His response: “I think the discussion is now at hand, the time is nigh, to see if we can find a pathway forward on this.”
“But I’m not interested in having Dr. Feelgood out there say, ‘Yeah, yeah. Qúe pasa?

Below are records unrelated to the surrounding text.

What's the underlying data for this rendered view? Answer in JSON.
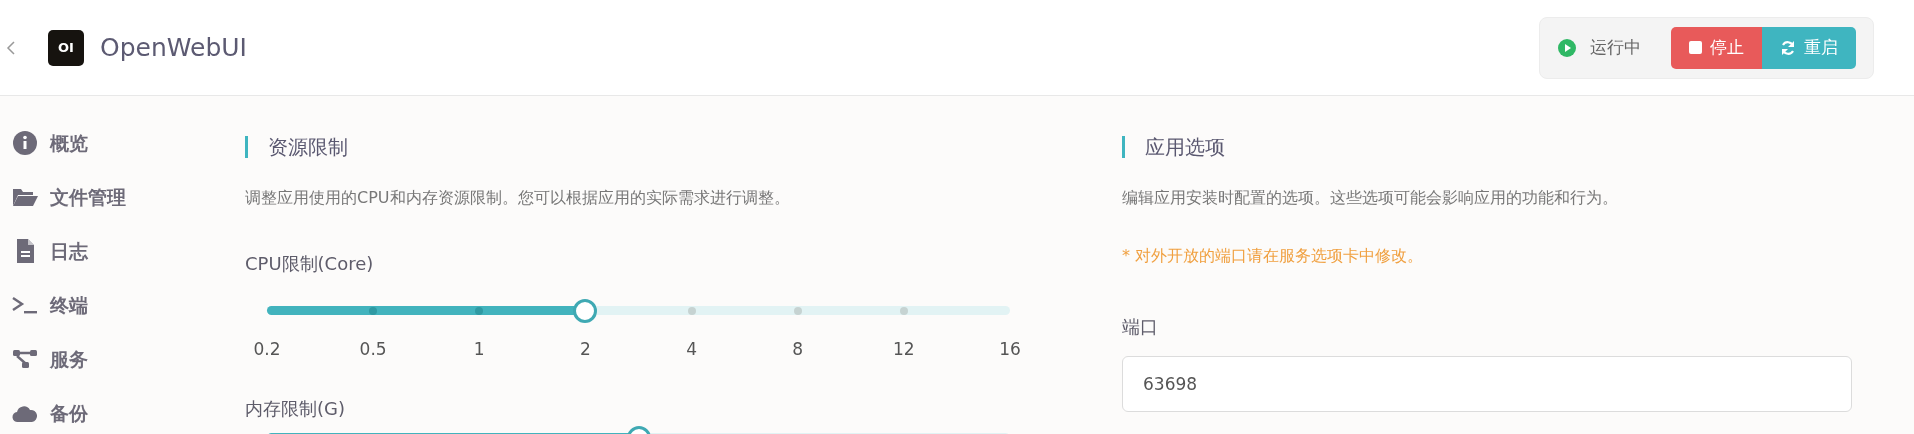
{
  "header": {
    "title": "OpenWebUI",
    "logo_text": "OI",
    "status": "运行中",
    "buttons": [
      {
        "label": "停止",
        "kind": "stop"
      },
      {
        "label": "重启",
        "kind": "restart"
      }
    ]
  },
  "sidebar": {
    "items": [
      {
        "label": "概览"
      },
      {
        "label": "文件管理"
      },
      {
        "label": "日志"
      },
      {
        "label": "终端"
      },
      {
        "label": "服务"
      },
      {
        "label": "备份"
      }
    ]
  },
  "resource_limits": {
    "title": "资源限制",
    "description": "调整应用使用的CPU和内存资源限制。您可以根据应用的实际需求进行调整。",
    "sliders": [
      {
        "label": "CPU限制(Core)",
        "level": 0.4286,
        "ticks": [
          "0.2",
          "0.5",
          "1",
          "2",
          "4",
          "8",
          "12",
          "16"
        ]
      },
      {
        "label": "内存限制(G)",
        "level": 0.5
      }
    ]
  },
  "app_options": {
    "title": "应用选项",
    "description": "编辑应用安装时配置的选项。这些选项可能会影响应用的功能和行为。",
    "note": "* 对外开放的端口请在服务选项卡中修改。",
    "fields": [
      {
        "label": "端口",
        "value": "63698"
      }
    ]
  }
}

You know, here’s your doobie for the day and you’ll feel better.’ That’s probably not where I want to go.”
Setting aside Herbert‘s strangely biblical language, the anti-pot governor immediately received criticism for his comments, which many perceived as both racist and attempting to make light of the seriousness of medicinal cannabis.
While many have tried to defend the governor’s remarks, it’s helpful to contextualize what he said in the larger history of anti-pot rhetoric in the United States.
His mocking mimicry of a Mexican person as the embodiment of “wrong,” “unhealthy,” or “criminal” uses of marijuana draws on a long-standing tradition in the U.S. that attempts to link marijuana’s supposed dangers to people of color.
This tradition uses racist stereotypes to create an atmosphere of fear around particular drugs, while also using drug-related concerns to reaffirm racist stereotypes.
On top of Herbert’s reliance on this country’s history of racist anti-pot rhetoric, his comments also make light of what an increasingly large number of Utahans see as a hugely important issue.
Far from being a cheap excuse to get “daily doobies” from “Dr. Feelgood,” as Herbert seems to think it is, marijuana is moving into the mainstream as an all-natural, highly effective alternative to dangerously addictive pharmaceuticals.
And even in his own state, people are speaking out in favor of legalization.
And as further evidence of just how serious people in Utah are taking medicinal cannabis, a Utah mother made national headlines last month when she was charged with child endangerment for using cannabis to treat a rare genetic disorder.
The family has since moved to Colorado, where she can receive treatment without fear of being harassed by law enforcement.
Looks like Herbert needs to educate himself a little bit before commenting on marijuana—maybe he should start by listening to his own constituents.